Man with a Plan
In 2017, Loi Song bought this 1995 Honda Civic Si as a rolling shell. The goal was to build it as an example to showcase the shop’s capability. Aside from showcasing a quality build, the car would be set to race in the Super Street FF Battle. The rolling chassis was clean; however, the paint was faded. The build was destined to be a tough one from the start, but the result would prove beneficial both for business and for satisfying the enthusiast in Loi Song. The plan was to build this Civic Si EG that can deliver over 800whp while being fully capable of driving daily on E85 from the pump. With a start from a rolling chassis and nothing else, the goal seems far fetch for many people, but for Loi Song, the challenge was exactly what he needed to accomplish the goal and promote the shop.
A Garrett GTX 3586 RS turbocharger allows this Honda Civic Si to deliver 874whp and 615 lb-ft of torque from its K-series engine swap.
NA to Turbocharged
Prior to going all out, Loi Song had built the EG differently for a few magazine race events. The car was powered by a naturally-aspirated K24 engine. After finishing these events and crossing them off the list, the next goal was in-line to get accomplished. Using a K20A engine from a Type R, Sportcar Motion sleeved the block and machined it. With all quality internals that can handle massive horsepower, the team kept the factory crankshaft. To take the power to completely new heights, Loi used a Garrett GTX 3586 RS turbocharger. To match the turbocharger, a Walbro Hellcat 525lph fuel pump took responsibility of feeding Injector Dynamics 2,000cc injectors with E85 fuel. With all of the supporting upgrades and enough cooling, everything works together through a Hondata KPro 4 with a tune from Daniel Butler.
With the K20A setup, the Civic Si put down 874whp and 615 lb-ft of torque when running on E85 at 40 psi of boost. With the new engine configuration, the car is able to rev up to 9,200 RPM. To make it even more fun, Loi set it up to weigh just 2,200-pounds with a 50/50 weight bias. A Type R manual transmission works collaboratively with the K20A swap, and a Wavetrac limited slip differential improves handling on the track. To keep the massive power on the road, Nankang AR1 tires outfitted the EG. With this type of power and weight, Loi Song was finally ready to put it to the test and start showcasing what his shop can do for their customers, and have some fun in the process.

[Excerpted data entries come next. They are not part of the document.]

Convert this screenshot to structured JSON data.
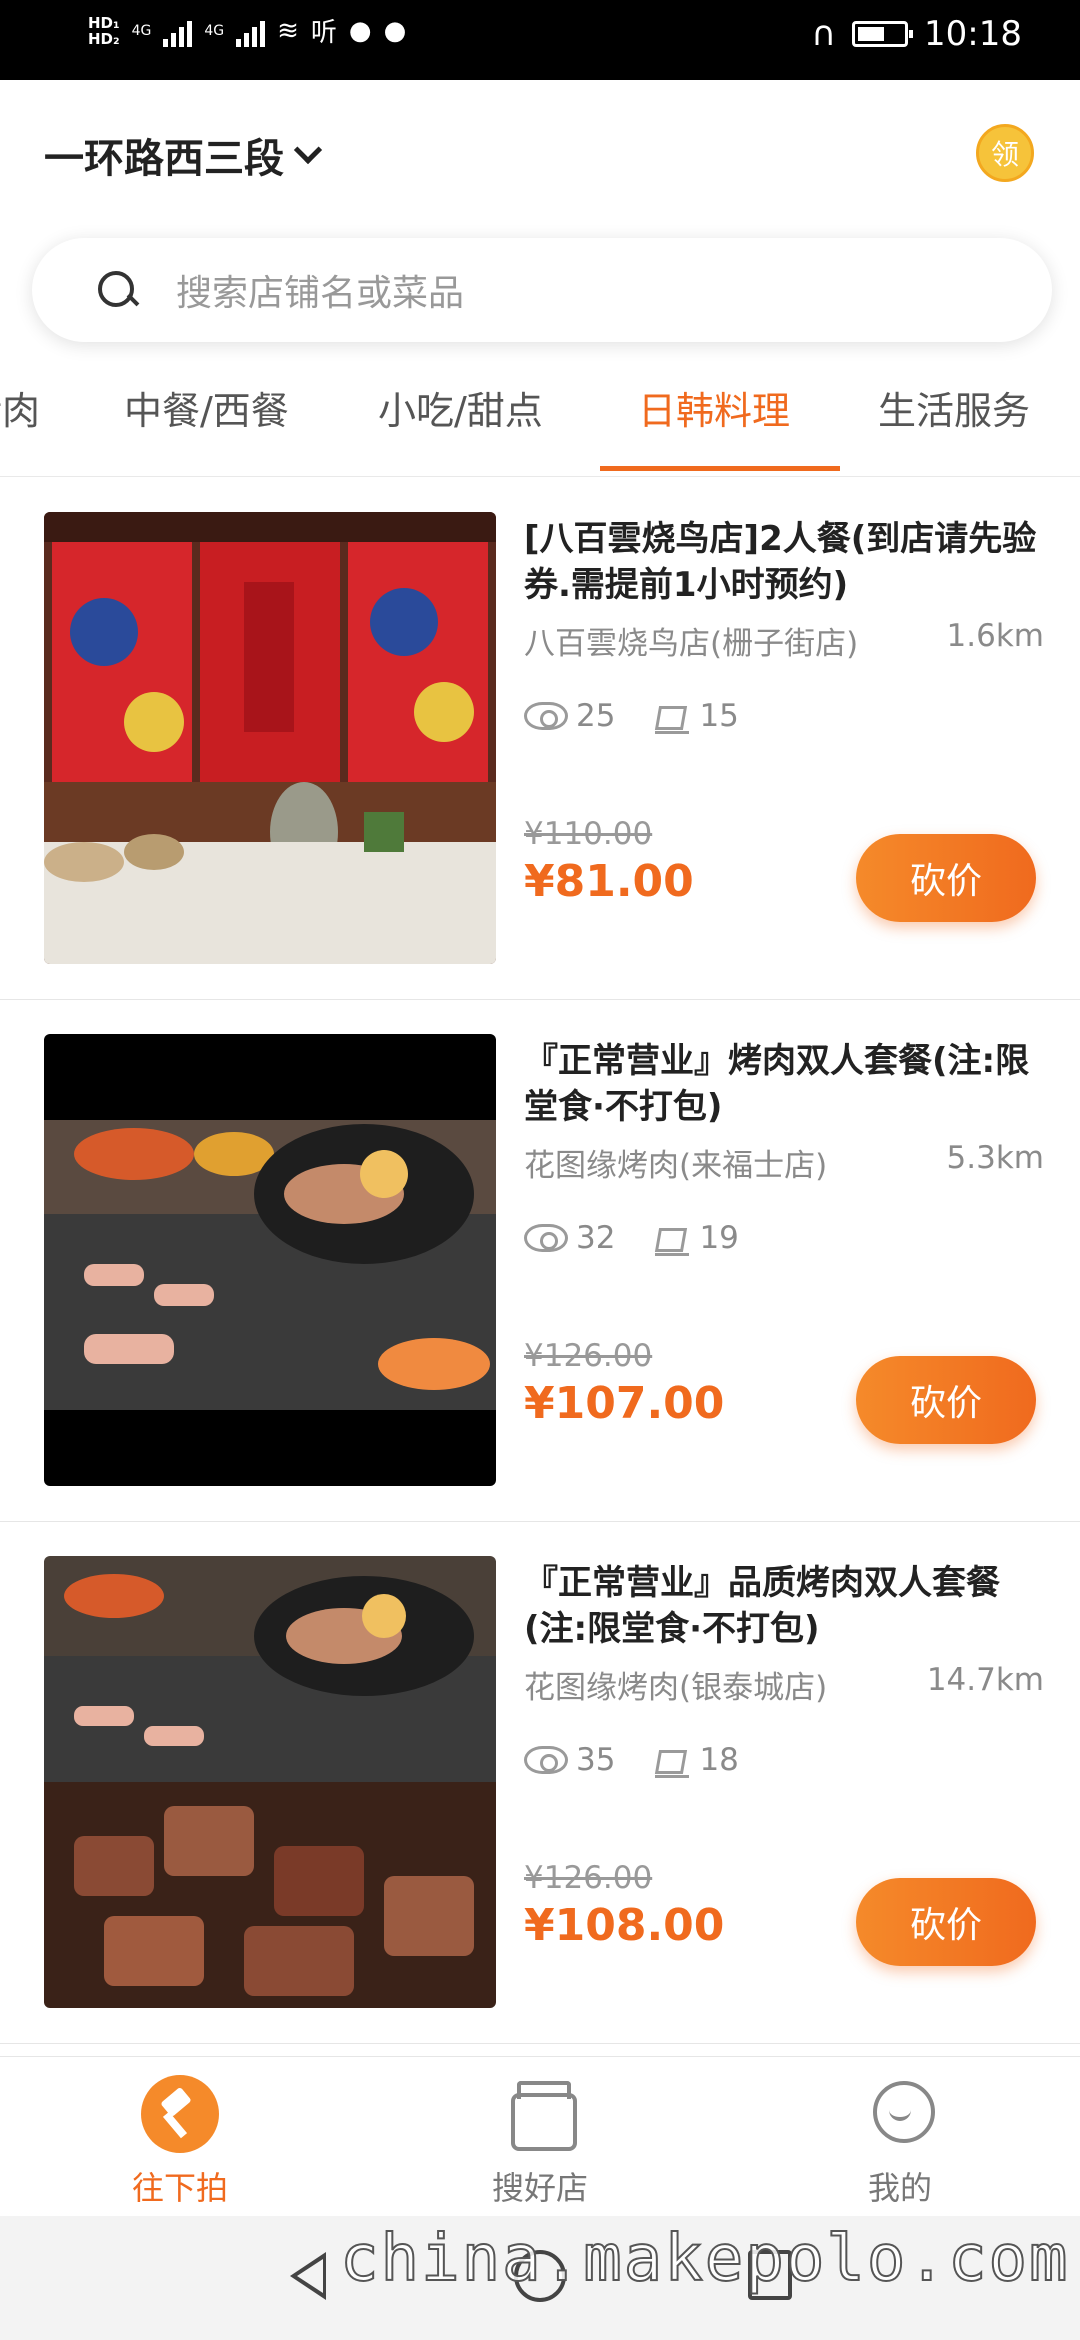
{
  "status_bar": {
    "hd1": "HD₁",
    "hd2": "HD₂",
    "net1": "4G",
    "net2": "4G",
    "extra": "听",
    "time": "10:18"
  },
  "header": {
    "location": "一环路西三段",
    "coupon_label": "领"
  },
  "search": {
    "placeholder": "搜索店铺名或菜品"
  },
  "tabs": [
    {
      "label": "烤肉"
    },
    {
      "label": "中餐/西餐"
    },
    {
      "label": "小吃/甜点"
    },
    {
      "label": "日韩料理",
      "active": true
    },
    {
      "label": "生活服务"
    }
  ],
  "deals": [
    {
      "title": "[八百雲烧鸟店]2人餐(到店请先验券.需提前1小时预约)",
      "shop": "八百雲烧鸟店(栅子街店)",
      "distance": "1.6km",
      "views": "25",
      "sold": "15",
      "old_price": "¥110.00",
      "price": "¥81.00",
      "action": "砍价"
    },
    {
      "title": "『正常营业』烤肉双人套餐(注:限堂食·不打包)",
      "shop": "花图缘烤肉(来福士店)",
      "distance": "5.3km",
      "views": "32",
      "sold": "19",
      "old_price": "¥126.00",
      "price": "¥107.00",
      "action": "砍价"
    },
    {
      "title": "『正常营业』品质烤肉双人套餐(注:限堂食·不打包)",
      "shop": "花图缘烤肉(银泰城店)",
      "distance": "14.7km",
      "views": "35",
      "sold": "18",
      "old_price": "¥126.00",
      "price": "¥108.00",
      "action": "砍价"
    }
  ],
  "bottom_nav": [
    {
      "label": "往下拍",
      "icon": "gavel-icon",
      "active": true
    },
    {
      "label": "搜好店",
      "icon": "shop-icon"
    },
    {
      "label": "我的",
      "icon": "user-icon"
    }
  ],
  "watermark": "china.makepolo.com",
  "colors": {
    "accent": "#f06a1e",
    "coupon": "#f6c33a"
  }
}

The Next Level
Loi Song went on to check more and more items off of his list. “The car finished second and third place during FF Battle,” said Loi. The K-series was the perfect foundation for this type of power. “K-series engines love to be turbocharged. No turbo is too big for the K-series’ cylinder head.” While the car was never intended to be boosted, an opportunity with Garrett presented itself and significant power numbers were the result. With this Civic Si being one of the high powered ones around, the next goal is clear: four-digit power. “I want to make 1,000whp on pump E85,” said Loi. The 1Kwhp mark isn’t far enough, and by upgrading the injectors to 2,600cc, another accomplishment can be added to the shop’s list. As car enthusiasts, we start car builds believing we know the destination. However, the beauty of building cars is that you’re almost never going to end the way you intend on, and for that, we are thankful.